Data to process:
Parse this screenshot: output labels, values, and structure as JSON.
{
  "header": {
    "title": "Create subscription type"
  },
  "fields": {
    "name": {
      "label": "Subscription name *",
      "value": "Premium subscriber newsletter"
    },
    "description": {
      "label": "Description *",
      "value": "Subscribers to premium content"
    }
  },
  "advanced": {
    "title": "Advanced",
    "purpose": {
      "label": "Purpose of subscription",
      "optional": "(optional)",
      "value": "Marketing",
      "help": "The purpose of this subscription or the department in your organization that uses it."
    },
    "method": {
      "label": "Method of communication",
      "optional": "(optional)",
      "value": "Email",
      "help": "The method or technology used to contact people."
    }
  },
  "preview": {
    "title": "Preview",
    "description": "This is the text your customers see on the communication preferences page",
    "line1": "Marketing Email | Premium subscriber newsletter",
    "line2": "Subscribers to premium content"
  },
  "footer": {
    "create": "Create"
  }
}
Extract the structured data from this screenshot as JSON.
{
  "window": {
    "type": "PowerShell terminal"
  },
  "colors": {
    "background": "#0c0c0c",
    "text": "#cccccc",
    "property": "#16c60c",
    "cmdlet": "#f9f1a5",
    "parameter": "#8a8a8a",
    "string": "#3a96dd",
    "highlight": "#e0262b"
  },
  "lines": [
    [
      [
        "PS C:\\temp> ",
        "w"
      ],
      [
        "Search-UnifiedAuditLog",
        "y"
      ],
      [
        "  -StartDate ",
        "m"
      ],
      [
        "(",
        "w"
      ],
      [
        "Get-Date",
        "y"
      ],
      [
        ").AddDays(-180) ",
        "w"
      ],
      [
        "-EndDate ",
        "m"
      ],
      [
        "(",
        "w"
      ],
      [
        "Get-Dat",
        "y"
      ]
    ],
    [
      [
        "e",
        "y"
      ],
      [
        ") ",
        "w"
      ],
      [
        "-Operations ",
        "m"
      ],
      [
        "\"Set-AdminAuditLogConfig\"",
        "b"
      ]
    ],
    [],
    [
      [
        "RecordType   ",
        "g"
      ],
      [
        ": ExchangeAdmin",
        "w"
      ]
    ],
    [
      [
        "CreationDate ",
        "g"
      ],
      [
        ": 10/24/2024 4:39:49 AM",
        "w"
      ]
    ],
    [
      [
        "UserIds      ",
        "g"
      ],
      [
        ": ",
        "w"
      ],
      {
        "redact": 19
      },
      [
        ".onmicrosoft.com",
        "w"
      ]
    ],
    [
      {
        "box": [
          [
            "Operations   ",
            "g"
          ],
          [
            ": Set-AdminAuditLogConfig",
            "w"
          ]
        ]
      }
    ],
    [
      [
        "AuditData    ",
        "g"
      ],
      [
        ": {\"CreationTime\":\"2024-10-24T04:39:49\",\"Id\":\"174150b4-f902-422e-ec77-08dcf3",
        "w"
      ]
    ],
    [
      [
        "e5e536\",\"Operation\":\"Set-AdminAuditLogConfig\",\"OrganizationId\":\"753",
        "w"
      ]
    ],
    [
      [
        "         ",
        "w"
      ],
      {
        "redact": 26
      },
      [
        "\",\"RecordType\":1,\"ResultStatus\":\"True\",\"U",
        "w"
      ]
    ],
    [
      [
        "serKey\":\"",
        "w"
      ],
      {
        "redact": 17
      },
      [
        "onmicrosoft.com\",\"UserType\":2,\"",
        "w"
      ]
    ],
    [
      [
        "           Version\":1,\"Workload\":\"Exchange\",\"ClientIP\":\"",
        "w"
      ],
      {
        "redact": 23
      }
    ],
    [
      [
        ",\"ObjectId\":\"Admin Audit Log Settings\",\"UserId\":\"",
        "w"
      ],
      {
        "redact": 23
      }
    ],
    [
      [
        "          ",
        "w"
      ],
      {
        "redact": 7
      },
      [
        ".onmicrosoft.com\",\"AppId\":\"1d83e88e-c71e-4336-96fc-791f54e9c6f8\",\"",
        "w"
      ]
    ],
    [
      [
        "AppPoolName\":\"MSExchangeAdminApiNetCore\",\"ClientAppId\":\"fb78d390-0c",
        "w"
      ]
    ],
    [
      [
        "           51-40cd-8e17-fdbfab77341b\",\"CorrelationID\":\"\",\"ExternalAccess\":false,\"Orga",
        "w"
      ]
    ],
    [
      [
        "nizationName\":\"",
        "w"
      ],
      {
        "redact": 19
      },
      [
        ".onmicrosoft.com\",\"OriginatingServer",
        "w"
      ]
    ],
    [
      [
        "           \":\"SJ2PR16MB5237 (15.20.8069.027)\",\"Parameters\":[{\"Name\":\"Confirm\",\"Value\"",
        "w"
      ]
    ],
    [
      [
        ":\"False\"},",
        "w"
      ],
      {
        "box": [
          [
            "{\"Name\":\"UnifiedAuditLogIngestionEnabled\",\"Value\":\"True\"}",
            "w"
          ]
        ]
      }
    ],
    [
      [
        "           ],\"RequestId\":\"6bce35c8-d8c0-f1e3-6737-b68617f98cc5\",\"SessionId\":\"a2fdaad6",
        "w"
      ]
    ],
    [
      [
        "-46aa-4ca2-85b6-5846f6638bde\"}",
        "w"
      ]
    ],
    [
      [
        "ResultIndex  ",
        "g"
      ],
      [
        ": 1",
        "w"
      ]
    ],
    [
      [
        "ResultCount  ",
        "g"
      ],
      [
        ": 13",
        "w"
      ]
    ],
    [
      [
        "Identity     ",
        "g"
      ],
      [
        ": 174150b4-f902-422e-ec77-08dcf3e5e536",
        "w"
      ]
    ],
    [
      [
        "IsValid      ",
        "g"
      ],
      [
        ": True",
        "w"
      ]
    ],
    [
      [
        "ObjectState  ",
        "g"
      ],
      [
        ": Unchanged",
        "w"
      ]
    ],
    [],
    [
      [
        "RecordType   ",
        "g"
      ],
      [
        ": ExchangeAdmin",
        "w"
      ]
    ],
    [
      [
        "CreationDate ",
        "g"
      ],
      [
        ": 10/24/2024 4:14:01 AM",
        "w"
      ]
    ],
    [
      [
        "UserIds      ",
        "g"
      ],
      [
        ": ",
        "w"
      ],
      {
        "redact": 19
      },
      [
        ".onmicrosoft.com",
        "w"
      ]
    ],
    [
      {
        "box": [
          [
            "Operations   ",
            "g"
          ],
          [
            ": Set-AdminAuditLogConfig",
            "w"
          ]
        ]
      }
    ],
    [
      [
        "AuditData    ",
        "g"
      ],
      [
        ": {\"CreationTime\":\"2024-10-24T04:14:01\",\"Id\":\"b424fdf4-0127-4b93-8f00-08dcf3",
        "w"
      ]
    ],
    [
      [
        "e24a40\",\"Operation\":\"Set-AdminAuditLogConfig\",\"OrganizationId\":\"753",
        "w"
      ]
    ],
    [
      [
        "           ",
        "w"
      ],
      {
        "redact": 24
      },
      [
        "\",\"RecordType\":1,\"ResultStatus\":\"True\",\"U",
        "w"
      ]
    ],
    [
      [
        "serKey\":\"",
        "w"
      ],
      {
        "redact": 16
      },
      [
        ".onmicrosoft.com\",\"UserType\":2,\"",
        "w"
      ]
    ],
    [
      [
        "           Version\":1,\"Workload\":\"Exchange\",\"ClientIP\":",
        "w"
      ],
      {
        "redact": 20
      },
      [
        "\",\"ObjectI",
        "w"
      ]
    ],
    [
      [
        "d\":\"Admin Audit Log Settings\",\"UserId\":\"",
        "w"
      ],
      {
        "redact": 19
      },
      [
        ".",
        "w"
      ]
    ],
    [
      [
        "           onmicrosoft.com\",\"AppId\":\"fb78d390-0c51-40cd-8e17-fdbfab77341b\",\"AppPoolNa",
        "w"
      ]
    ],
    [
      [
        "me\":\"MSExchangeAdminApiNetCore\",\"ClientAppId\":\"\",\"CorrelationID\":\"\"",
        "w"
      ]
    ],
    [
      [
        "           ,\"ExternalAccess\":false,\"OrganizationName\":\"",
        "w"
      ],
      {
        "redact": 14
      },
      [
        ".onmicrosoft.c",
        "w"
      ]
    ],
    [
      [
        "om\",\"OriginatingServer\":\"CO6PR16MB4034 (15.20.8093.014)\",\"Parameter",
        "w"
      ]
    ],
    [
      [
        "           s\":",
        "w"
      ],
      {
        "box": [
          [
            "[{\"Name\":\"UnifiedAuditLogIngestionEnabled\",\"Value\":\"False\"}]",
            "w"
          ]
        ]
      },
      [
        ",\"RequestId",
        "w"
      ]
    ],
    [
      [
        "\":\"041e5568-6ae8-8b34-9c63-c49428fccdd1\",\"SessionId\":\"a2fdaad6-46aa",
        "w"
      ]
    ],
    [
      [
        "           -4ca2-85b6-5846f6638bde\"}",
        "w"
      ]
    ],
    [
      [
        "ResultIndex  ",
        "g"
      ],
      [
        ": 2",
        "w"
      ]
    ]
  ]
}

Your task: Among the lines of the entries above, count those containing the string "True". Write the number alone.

Response to the task: 4